My Web Page: tapirback.com

8 comments:

Lowell said...

It is interesting how it seems that everything in our body is inter-related. But you're learning that the hard way. The trouble is, I don't think a lot of medics know about all the possible interactions.

So sorry you had a setback, but hopefully, you're doing all the right things to get back on track.

Lois has found during her chemo that her oncologist was simply misinformed or ignorant on several topics. Pretty scary!

Nice to see you posting again!

tapirgal said...

Thanks, Lowell. Yes, it is scary. Some of the stuff they don't know seems pretty basic. I don't know all they know, but if I'm doing the research, they could at least split the fee when they're wrong!

Lee Spangler said...

Everyone who reads your post will know how much courage and fortitude you have. I am certain Lowell understands this as well. Also you have to become the expert in the field, cuz you can't depend on the doctors

longbeachpeninsuladailyphoto said...

They should definitely split the fee--or just pay you--for all the research you're doing. I agree with Lee: you have a lot of moxie and strength. I'm sad you've been having so many ups and downs, but I have great faith that you'll find the key to your own personal health and be feeling 110% soon.

The building is rather mysterious-looking hidden behind trees the way it is. I want to go inside and look at dinosaurs too!

llandudnopictures said...

A beautiful looking place, beautifully captured. Keep researching and keep getting better.

LONDONLULU said...

I'd love to have an explore inside too, and enjoyed the tale of some of the early adventurers. So sorry to hear of the health issues (my 2011 was also full of surgery), hope you keep figuring it out and getting better. It always astounds me how much patients have to advocate for themselves.

(Re: your comment on photos, it's incredible you couldn't take photos of your own hometown's cemetery! I'm very sure your ancestors would not have minded.)

Pat Tillett said...

Sorry to hear that and happy to hear that you are a bit better now. Just keep plugging away my friend.

Halcyon said...

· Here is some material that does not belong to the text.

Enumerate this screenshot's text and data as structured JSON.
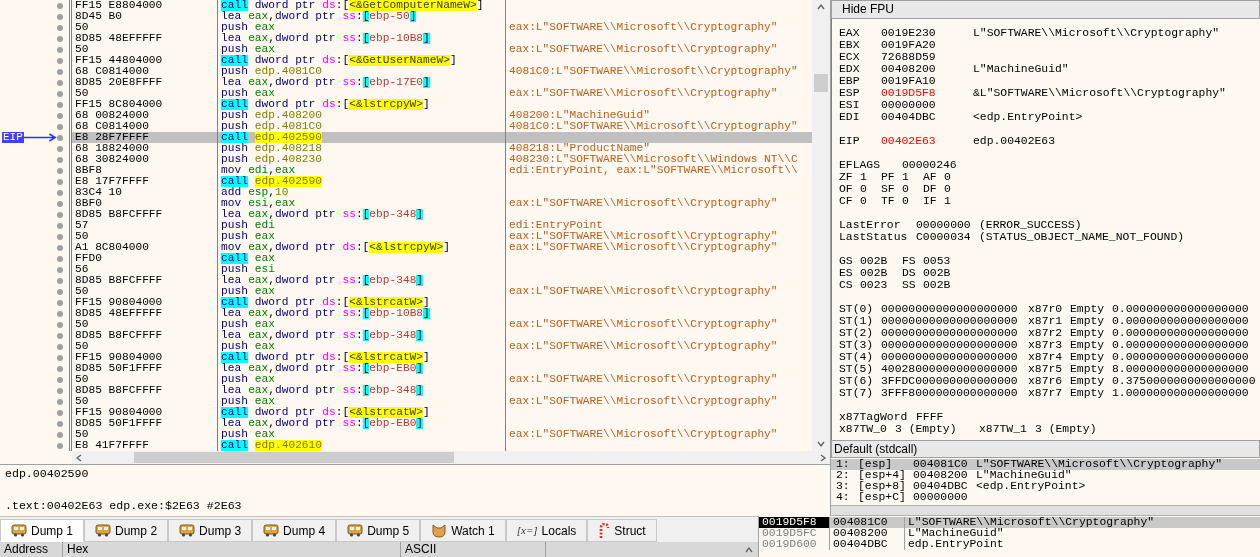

I have been inside. It's interesting but not a "must-do" if you only have limited time in Paris. :)
Hope you get to feeling better soon. I can imagine that you must be quite frustrated with your recovery. :(